Halo Project trapping networks around Orokonui Ecosanctuary (centre of map). The numbers indicate how many traps are in that area.

Rhys Millar
Kaka sightings - we want to hear from you!

The Halo Project and Orokonui Ecosanctuary are interested in finding out where the kaka that leave the ecosanctuary are going, and what they get up to. Maybe you live in a kaka ‘hotspot’ where they visit often, or have seen them flying by regularly. Kaka normally nest from October - March and we are interested in knowing if you’ve seen any related activity outside the ecosanctuary. If you’ve seen kaka flying about, please get in touch with any answers to these questions:

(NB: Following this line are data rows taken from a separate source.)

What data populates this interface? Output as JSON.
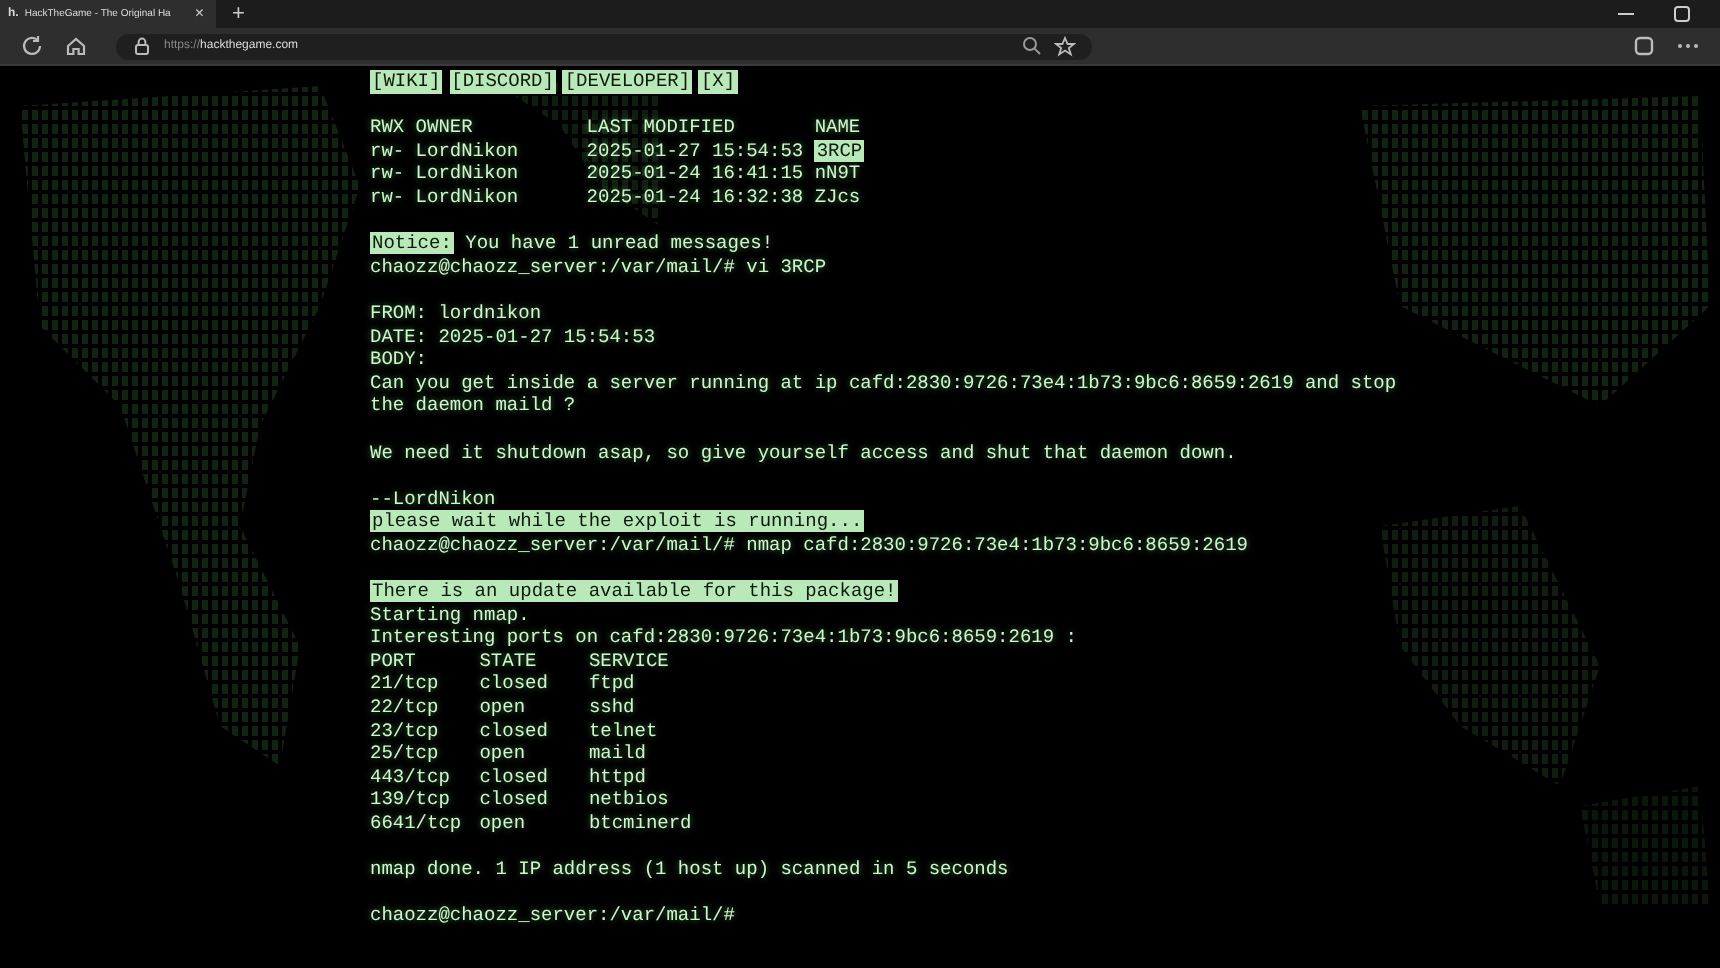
{
  "browser": {
    "tab": {
      "favicon": "h.",
      "title": "HackTheGame - The Original Ha",
      "close": "×",
      "selected": true
    },
    "new_tab": "+",
    "url_scheme": "https://",
    "url_host": "hackthegame.com"
  },
  "terminal": {
    "blocks": [
      {
        "kind": "links",
        "items": [
          "[WIKI]",
          "[DISCORD]",
          "[DEVELOPER]",
          "[X]"
        ]
      },
      {
        "kind": "blank"
      },
      {
        "kind": "listing",
        "columns": [
          "RWX",
          "OWNER",
          "LAST MODIFIED",
          "NAME"
        ],
        "rows": [
          {
            "rwx": "rw-",
            "owner": "LordNikon",
            "modified": "2025-01-27 15:54:53",
            "name": "3RCP",
            "highlighted": true
          },
          {
            "rwx": "rw-",
            "owner": "LordNikon",
            "modified": "2025-01-24 16:41:15",
            "name": "nN9T",
            "highlighted": false
          },
          {
            "rwx": "rw-",
            "owner": "LordNikon",
            "modified": "2025-01-24 16:32:38",
            "name": "ZJcs",
            "highlighted": false
          }
        ]
      },
      {
        "kind": "blank"
      },
      {
        "kind": "notice",
        "badge": "Notice:",
        "text": "You have 1 unread messages!"
      },
      {
        "kind": "text",
        "text": "chaozz@chaozz_server:/var/mail/# vi 3RCP"
      },
      {
        "kind": "blank"
      },
      {
        "kind": "text",
        "text": "FROM: lordnikon"
      },
      {
        "kind": "text",
        "text": "DATE: 2025-01-27 15:54:53"
      },
      {
        "kind": "text",
        "text": "BODY:"
      },
      {
        "kind": "text",
        "text": "Can you get inside a server running at ip cafd:2830:9726:73e4:1b73:9bc6:8659:2619 and stop"
      },
      {
        "kind": "text",
        "text": "the daemon maild ?"
      },
      {
        "kind": "blank"
      },
      {
        "kind": "text",
        "text": "We need it shutdown asap, so give yourself access and shut that daemon down."
      },
      {
        "kind": "blank"
      },
      {
        "kind": "text",
        "text": "--LordNikon"
      },
      {
        "kind": "highlight",
        "text": "please wait while the exploit is running..."
      },
      {
        "kind": "text",
        "text": "chaozz@chaozz_server:/var/mail/# nmap cafd:2830:9726:73e4:1b73:9bc6:8659:2619"
      },
      {
        "kind": "blank"
      },
      {
        "kind": "highlight",
        "text": "There is an update available for this package!"
      },
      {
        "kind": "text",
        "text": "Starting nmap."
      },
      {
        "kind": "text",
        "text": "Interesting ports on cafd:2830:9726:73e4:1b73:9bc6:8659:2619 :"
      },
      {
        "kind": "ports",
        "columns": [
          "PORT",
          "STATE",
          "SERVICE"
        ],
        "rows": [
          {
            "port": "21/tcp",
            "state": "closed",
            "service": "ftpd"
          },
          {
            "port": "22/tcp",
            "state": "open",
            "service": "sshd"
          },
          {
            "port": "23/tcp",
            "state": "closed",
            "service": "telnet"
          },
          {
            "port": "25/tcp",
            "state": "open",
            "service": "maild"
          },
          {
            "port": "443/tcp",
            "state": "closed",
            "service": "httpd"
          },
          {
            "port": "139/tcp",
            "state": "closed",
            "service": "netbios"
          },
          {
            "port": "6641/tcp",
            "state": "open",
            "service": "btcminerd"
          }
        ]
      },
      {
        "kind": "blank"
      },
      {
        "kind": "text",
        "text": "nmap done. 1 IP address (1 host up) scanned in 5 seconds"
      },
      {
        "kind": "blank"
      },
      {
        "kind": "text",
        "text": "chaozz@chaozz_server:/var/mail/#"
      }
    ]
  }
}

1)  Have you seen or heard kaka near your house?

a.     If yes, how many?

b.     How often have you spotted them? Recently?

c.     Individuals are identified with bands around their legs called colour bands, have you noticed any? *Record the left foot top band first then the bottom band and repeat on the right foot.

d.     Do you have any interesting observations of kaka behavior outside of Orokonui Ecosanctuary (e.g. mutual feeding, mating, or nesting behavior)?

2)  Do you have fruit trees near your house? Or other trees that the kaka feed at? Do you feed them?

3)  Do you have any traps (Halo Project or private) near you?

Respond in any way that works for you... Thank you!

-       Email us at kaka.haloproject@gmail.com

-       Check us out on NatureWatch under kaka_haloproject

-       Find us on Facebook @beyondorokonui

-      Or post in your answers to PO Box 1320, Dunedin

Rhys Millar
Lizard monitoring in the Halo
 A southern grass skink found under a lizard monitoring retreat.

A southern grass skink found under a lizard monitoring retreat.


This spring we started a Halo lizard monitoring project, to find out how the lizard populations in the Inner and Outer Halo are doing, and how much predator control is needed to protect lizards. Monitoring lines of artificial lizard retreats have been set up in areas with and without predator control, and will be checked throughout summer by dedicated volunteers. Lizards that might use these retreats for basking and protection are the southern grass skink (which can often been seen around the Halo scuttling through long grass) and the rock-loving korero gecko. Hopefully we might also find some less common skink species! We plan to repeat this project each summer, to track how lizards respond to our trapping efforts, and to learn what level of predator control benefits lizards. A big thanks to Jo Monks from DOC for her trusty advice, and to the landowners who are kindly hosting these monitoring lines.

Rhys Millar
How safe is my Cat?

We decided to test how safe domestic cats are around traps. Have a look at our video to learn about the findings. 

Rhys Millar